One hundred million, you say? Yes, I do say. This is a PG rated movie, and while there were several children in the audience, I don't recall any of them laughing at the right moments. Many of us cringed in agony at some of the antics on screen. Did they really expect to pull off another Mask? Leave well enough alone. Jim Carrey was good enough to pull that film out of the gutter where it could have landed.
I would definitely skip this movie. Even if you have kids, it's better to just watch reruns of Finding Nemo or A Bug's Life. Maybe they'll figure out next time that making babies dance in the most freakish way possible is not the way to get an audience into a theatre. Ugh. I would have had more fun spending 90 minutes watching grass grow.
It's getting a little late, after a bunch of crazy shenanigans last night (which I'll discuss in a different post). Today I'm going to go into a little bit more detail with a bluescreen key, using our actor, a wonderful cat!
For all those that connect to this site wirelessly (whom I can count on one hand!), I've added a PDA access link on the sidebar.. You can also get to it directly at http://www.digitalgypsy.com/vfxlog/pda.php. It is the main page, toned down in content to fit a 480 pixel wide screen, as well as the Bio and Filmography sections of this website scaled to fit the same resolution.
Why did I do this, do you ask? Well, for one I have a PDA now, and for two, it looks like the future will be to connect to any website, whenever you want. Be it through a phone browser or a PDA browser. I've based the screen resolution on the highest maximum resolution in landscape mode for a PDA device, 480 pixels. Some of the newer iPaqs may be wider, but I haven't tested this website with those PDAs.
Received this link from a co-worker, which shows the end credits for Constantine. It looks like Tippett is the lead house on the show! Quite cool! And there's me on the top of page 14!
You'll notice that the Tippett crew credits are long and extensive, while the ESC crew credits, which follows ours, are much simpler and are lumped together. It seems the rest of the companies are lumped together as well, without regard to exactly who did what. I'm not sure why this is, or even if it will appear on screen this way. Some recurring names occur between the Tippett and ESC as well!
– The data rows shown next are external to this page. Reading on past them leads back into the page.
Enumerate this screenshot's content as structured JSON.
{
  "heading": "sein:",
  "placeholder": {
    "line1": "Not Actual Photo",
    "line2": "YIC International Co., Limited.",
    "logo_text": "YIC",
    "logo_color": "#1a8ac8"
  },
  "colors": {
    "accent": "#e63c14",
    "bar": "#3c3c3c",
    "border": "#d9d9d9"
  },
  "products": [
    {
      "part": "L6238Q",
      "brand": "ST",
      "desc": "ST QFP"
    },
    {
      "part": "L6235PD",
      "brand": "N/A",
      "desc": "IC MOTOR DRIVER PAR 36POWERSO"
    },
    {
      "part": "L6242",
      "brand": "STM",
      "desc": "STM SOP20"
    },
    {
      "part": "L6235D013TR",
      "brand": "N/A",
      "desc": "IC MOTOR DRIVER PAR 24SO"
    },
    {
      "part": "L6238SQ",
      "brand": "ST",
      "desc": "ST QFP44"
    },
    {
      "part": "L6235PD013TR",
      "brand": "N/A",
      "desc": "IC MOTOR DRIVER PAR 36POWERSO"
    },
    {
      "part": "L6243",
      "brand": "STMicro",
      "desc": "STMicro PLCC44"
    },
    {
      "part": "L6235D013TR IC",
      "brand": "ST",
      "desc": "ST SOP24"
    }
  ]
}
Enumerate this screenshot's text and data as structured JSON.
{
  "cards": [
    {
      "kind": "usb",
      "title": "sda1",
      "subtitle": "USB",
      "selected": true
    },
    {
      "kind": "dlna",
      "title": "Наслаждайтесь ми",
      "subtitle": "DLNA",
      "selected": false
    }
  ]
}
There are nine days left until the show premieres in North America. I'm pretty sure that we'll get an advance screening, but when, I don't know.